The Gourma and the elephants there
The Gourma elephants are a desert-adapted species of African elephants (Loxodonta africana) and frequently endure sand storms, water shortages, and temperatures over 50 degrees Celsius (122 Fahrenheit). A severe drought in 2009 dried out Lake Banzena completely, depriving the elephants of one of their key watering points.
Currently there is little human settlement in the area but if that changes the elephants may become isolated from key parts of their range. The Gourma elephants have historically enjoyed relatively peaceful coexistence with the local Touareg, Fuhlani and Dogon peoples. Until recently these groups mainly practiced pastoralism but are now beginning to settle and turning to agriculture. Conflict between humans and elephants is increasing as a result.
Hunting by man and climatic changes has reduced their numbers and range considerably.

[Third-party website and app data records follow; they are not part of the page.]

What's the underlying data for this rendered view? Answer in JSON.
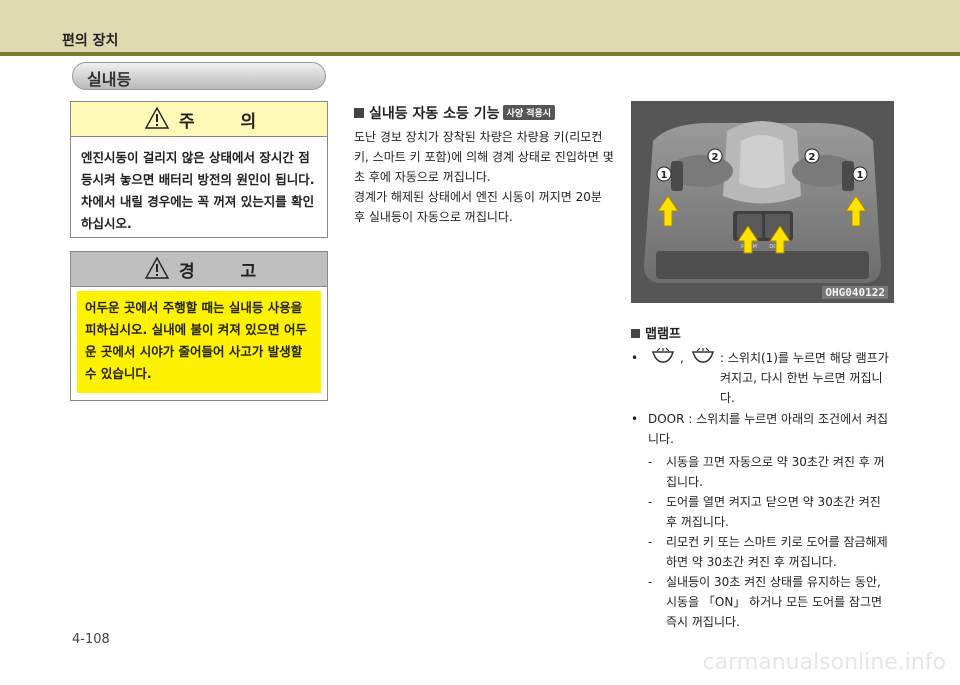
{
  "header": {
    "title": "편의 장치"
  },
  "section": {
    "title": "실내등"
  },
  "caution": {
    "title": "주 의",
    "text": "엔진시동이 걸리지 않은 상태에서 장시간 점등시켜 놓으면 배터리 방전의 원인이 됩니다. 차에서 내릴 경우에는 꼭 꺼져 있는지를 확인하십시오."
  },
  "warning": {
    "title": "경 고",
    "text": "어두운 곳에서 주행할 때는 실내등 사용을 피하십시오. 실내에 불이 켜져 있으면 어두운 곳에서 시야가 줄어들어 사고가 발생할 수 있습니다."
  },
  "auto_off": {
    "heading": "실내등 자동 소등 기능",
    "badge": "사양 적용시",
    "p1": "도난 경보 장치가 장착된 차량은 차량용 키(리모컨 키, 스마트 키 포함)에 의해 경계 상태로 진입하면 몇 초 후에 자동으로 꺼집니다.",
    "p2": "경계가 해제된 상태에서 엔진 시동이 꺼지면 20분 후 실내등이 자동으로 꺼집니다."
  },
  "photo": {
    "code": "OHG040122",
    "callout_1": "1",
    "callout_2": "2",
    "button_room": "ROOM",
    "button_door": "DOOR"
  },
  "map_lamp": {
    "heading": "맵램프",
    "bullet": "•",
    "comma": ",",
    "item1": ": 스위치(1)를 누르면 해당 램프가 켜지고, 다시 한번 누르면 꺼집니다.",
    "item2": "DOOR : 스위치를 누르면 아래의 조건에서 켜집니다.",
    "dash": "-",
    "sub1": "시동을 끄면 자동으로 약 30초간 켜진 후 꺼집니다.",
    "sub2": "도어를 열면 켜지고 닫으면 약 30초간 켜진 후 꺼집니다.",
    "sub3": "리모컨 키 또는 스마트 키로 도어를 잠금해제하면 약 30초간 켜진 후 꺼집니다.",
    "sub4": "실내등이 30초 켜진 상태를 유지하는 동안, 시동을 「ON」 하거나  모든 도어를 잠그면 즉시 꺼집니다."
  },
  "footer": {
    "page": "4-108",
    "watermark": "carmanualsonline.info"
  }
}
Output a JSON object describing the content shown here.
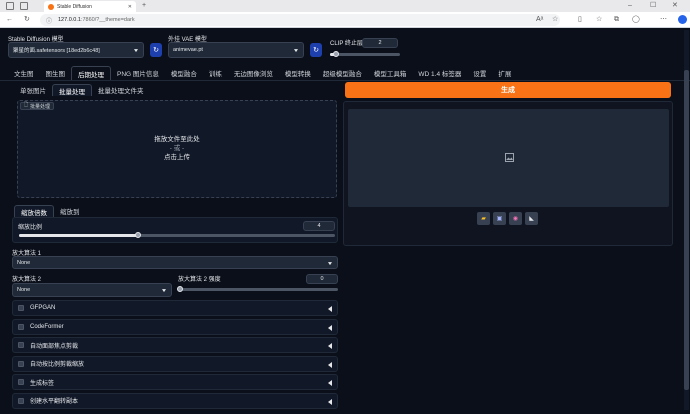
{
  "browser": {
    "tab_title": "Stable Diffusion",
    "url_host": "127.0.0.1",
    "url_rest": ":7860/?__theme=dark"
  },
  "top": {
    "sd_model_label": "Stable Diffusion 模型",
    "sd_model_value": "聚星的面.safetensors [18ed2b6c48]",
    "vae_label": "外挂 VAE 模型",
    "vae_value": "animevae.pt",
    "clip_label": "CLIP 终止层数",
    "clip_value": "2",
    "clip_fraction": 0.09
  },
  "main_tabs": [
    "文生图",
    "图生图",
    "后期处理",
    "PNG 图片信息",
    "模型融合",
    "训练",
    "无边图像浏览",
    "模型转换",
    "超级模型融合",
    "模型工具箱",
    "WD 1.4 标签器",
    "设置",
    "扩展"
  ],
  "active_main_tab": "后期处理",
  "sub_tabs": [
    "单张图片",
    "批量处理",
    "批量处理文件夹"
  ],
  "active_sub_tab": "批量处理",
  "upload": {
    "badge": "批量处理",
    "line1": "拖放文件至此处",
    "line2": "- 或 -",
    "line3": "点击上传"
  },
  "scale_tabs": [
    "缩放倍数",
    "缩放到"
  ],
  "resize": {
    "label": "缩放比例",
    "value": "4",
    "fraction": 0.375
  },
  "upscaler1": {
    "label": "放大算法 1",
    "value": "None"
  },
  "upscaler2": {
    "label": "放大算法 2",
    "value": "None"
  },
  "upscaler2_vis": {
    "label": "放大算法 2 强度",
    "value": "0",
    "fraction": 0.0
  },
  "accordions": [
    "GFPGAN",
    "CodeFormer",
    "自动面部焦点剪裁",
    "自动按比例剪裁缩放",
    "生成标签",
    "创建水平翻转副本"
  ],
  "generate_button": "生成",
  "colors": {
    "accent": "#f97316",
    "bg": "#0b0f19",
    "panel": "#111827"
  },
  "tool_icons": [
    "folder-icon",
    "image-icon",
    "palette-icon",
    "ruler-icon"
  ]
}
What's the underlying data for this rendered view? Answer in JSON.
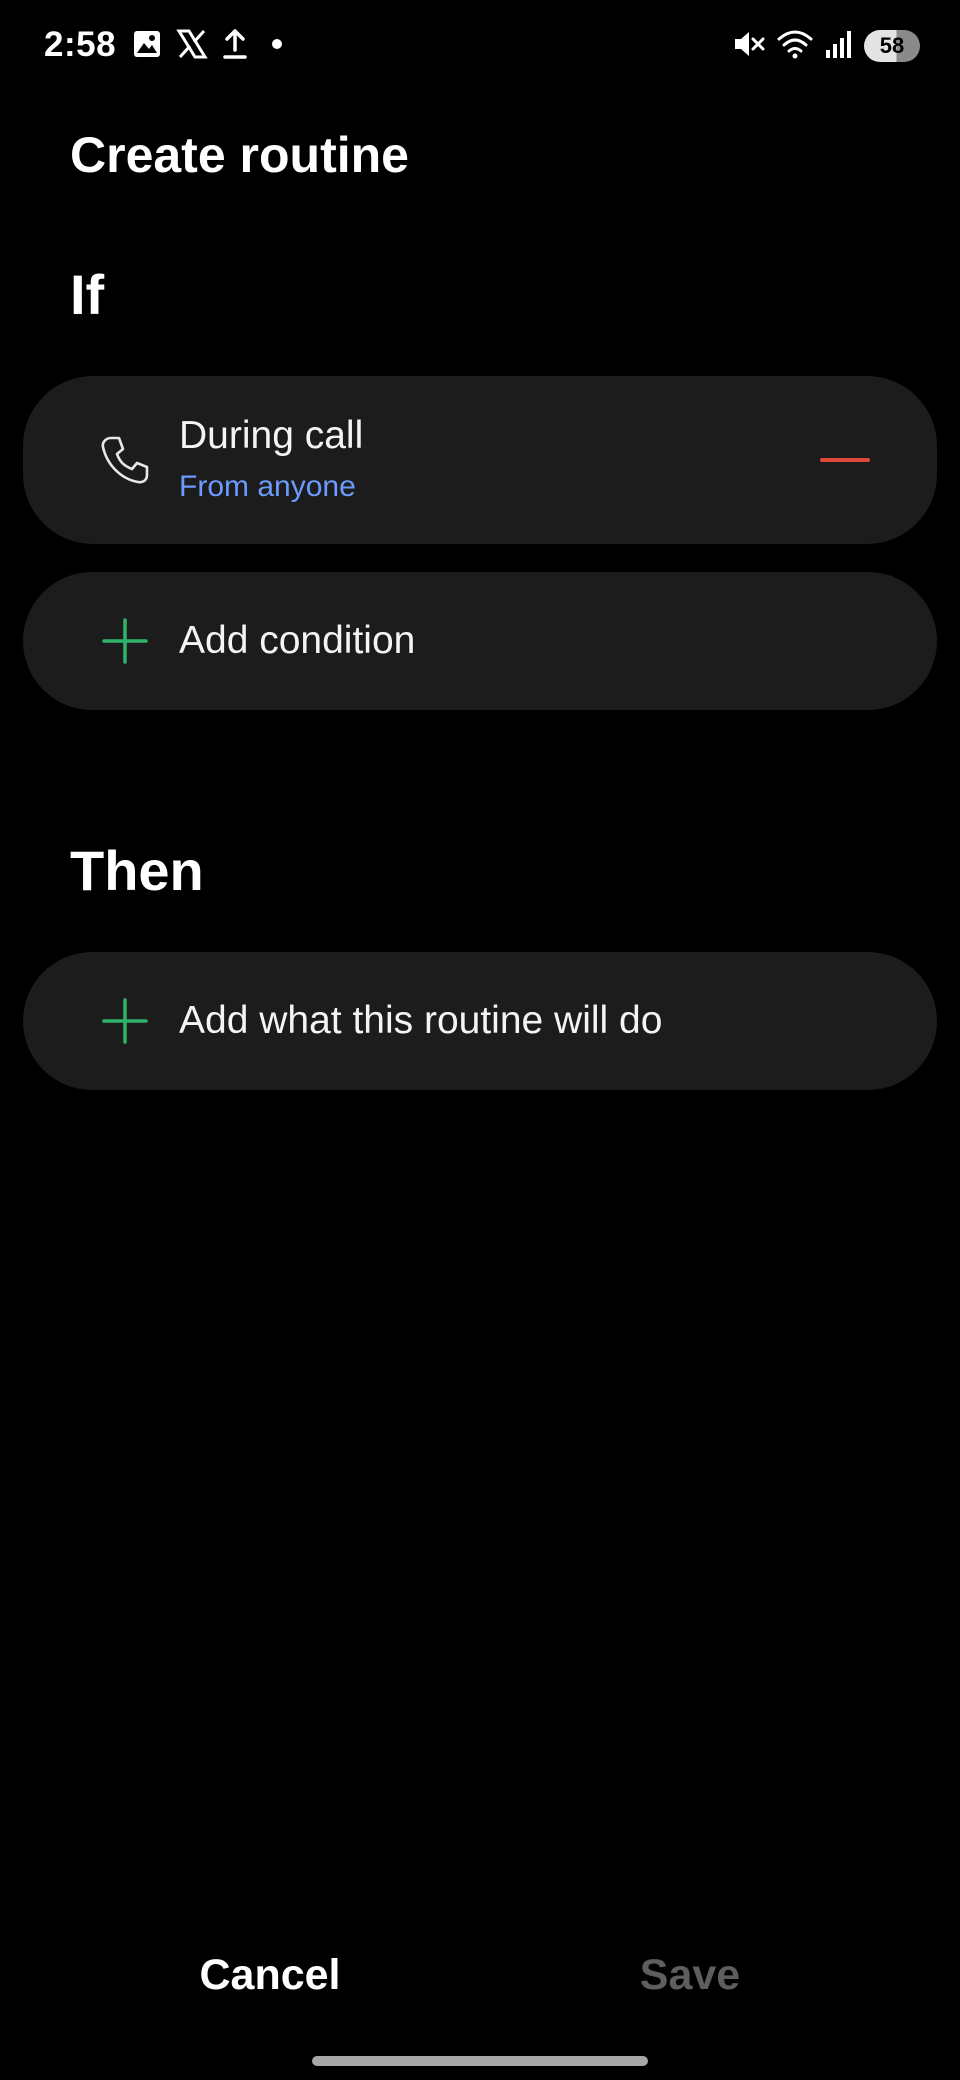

Today there are estimated to be around 350 remaining individuals.
The Gourma elephants are believed to be the most northerly population of elephants in Africa since the loss of the Atlas Mountains population in the 1970’s, and are remnants of a much larger population that once extended across the entire north of Africa.